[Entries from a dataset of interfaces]
##########

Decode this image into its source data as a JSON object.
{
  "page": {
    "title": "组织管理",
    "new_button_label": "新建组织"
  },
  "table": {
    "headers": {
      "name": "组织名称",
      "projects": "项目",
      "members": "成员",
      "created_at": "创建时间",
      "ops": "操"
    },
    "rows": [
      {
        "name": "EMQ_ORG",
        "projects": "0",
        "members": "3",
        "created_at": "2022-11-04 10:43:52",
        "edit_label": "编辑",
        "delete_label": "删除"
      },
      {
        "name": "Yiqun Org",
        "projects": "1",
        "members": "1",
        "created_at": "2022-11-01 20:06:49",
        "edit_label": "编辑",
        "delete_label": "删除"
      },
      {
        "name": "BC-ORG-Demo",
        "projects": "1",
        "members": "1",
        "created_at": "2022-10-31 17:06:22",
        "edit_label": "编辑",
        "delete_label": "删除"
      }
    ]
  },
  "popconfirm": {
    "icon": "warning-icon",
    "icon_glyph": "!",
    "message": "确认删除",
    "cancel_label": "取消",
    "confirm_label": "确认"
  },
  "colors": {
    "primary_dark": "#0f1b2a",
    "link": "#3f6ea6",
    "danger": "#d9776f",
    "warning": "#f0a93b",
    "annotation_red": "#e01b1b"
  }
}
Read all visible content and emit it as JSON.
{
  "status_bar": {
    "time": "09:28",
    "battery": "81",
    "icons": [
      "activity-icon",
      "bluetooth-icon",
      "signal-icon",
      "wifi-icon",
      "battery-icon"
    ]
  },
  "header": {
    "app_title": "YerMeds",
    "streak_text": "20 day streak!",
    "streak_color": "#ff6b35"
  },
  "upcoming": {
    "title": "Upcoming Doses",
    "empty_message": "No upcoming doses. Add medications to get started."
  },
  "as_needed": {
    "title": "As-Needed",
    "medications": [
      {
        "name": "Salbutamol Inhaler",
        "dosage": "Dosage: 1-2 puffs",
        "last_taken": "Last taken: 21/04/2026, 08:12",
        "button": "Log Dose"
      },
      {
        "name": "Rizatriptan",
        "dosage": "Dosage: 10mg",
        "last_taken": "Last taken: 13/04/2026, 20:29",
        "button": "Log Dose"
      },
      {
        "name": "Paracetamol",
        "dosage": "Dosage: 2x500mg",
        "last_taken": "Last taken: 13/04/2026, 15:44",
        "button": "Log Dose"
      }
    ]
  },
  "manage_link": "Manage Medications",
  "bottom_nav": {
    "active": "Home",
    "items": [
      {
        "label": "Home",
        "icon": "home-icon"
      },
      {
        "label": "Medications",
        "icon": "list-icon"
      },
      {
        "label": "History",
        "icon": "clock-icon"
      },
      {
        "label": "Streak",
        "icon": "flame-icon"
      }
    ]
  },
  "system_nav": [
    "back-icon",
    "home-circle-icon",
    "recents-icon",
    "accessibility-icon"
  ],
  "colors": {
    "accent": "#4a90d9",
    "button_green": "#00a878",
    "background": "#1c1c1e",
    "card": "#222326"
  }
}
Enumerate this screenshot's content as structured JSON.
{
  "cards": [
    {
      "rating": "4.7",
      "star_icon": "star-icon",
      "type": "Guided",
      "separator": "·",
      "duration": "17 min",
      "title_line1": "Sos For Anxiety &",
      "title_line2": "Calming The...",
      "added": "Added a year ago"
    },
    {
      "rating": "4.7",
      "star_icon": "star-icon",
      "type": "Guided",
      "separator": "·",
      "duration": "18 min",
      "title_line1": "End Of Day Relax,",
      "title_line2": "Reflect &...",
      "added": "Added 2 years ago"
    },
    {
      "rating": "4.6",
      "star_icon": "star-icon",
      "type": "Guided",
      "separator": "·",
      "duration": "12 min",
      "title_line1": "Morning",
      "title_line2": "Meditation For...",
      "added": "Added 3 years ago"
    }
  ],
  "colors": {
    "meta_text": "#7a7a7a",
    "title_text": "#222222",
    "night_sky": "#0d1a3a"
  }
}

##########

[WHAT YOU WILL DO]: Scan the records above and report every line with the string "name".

[OUTPUT FOR THIS EXERCISE]:
      "name": "组织名称",
        "name": "EMQ_ORG",
        "name": "Yiqun Org",
        "name": "BC-ORG-Demo",
        "name": "Salbutamol Inhaler",
        "name": "Rizatriptan",
        "name": "Paracetamol",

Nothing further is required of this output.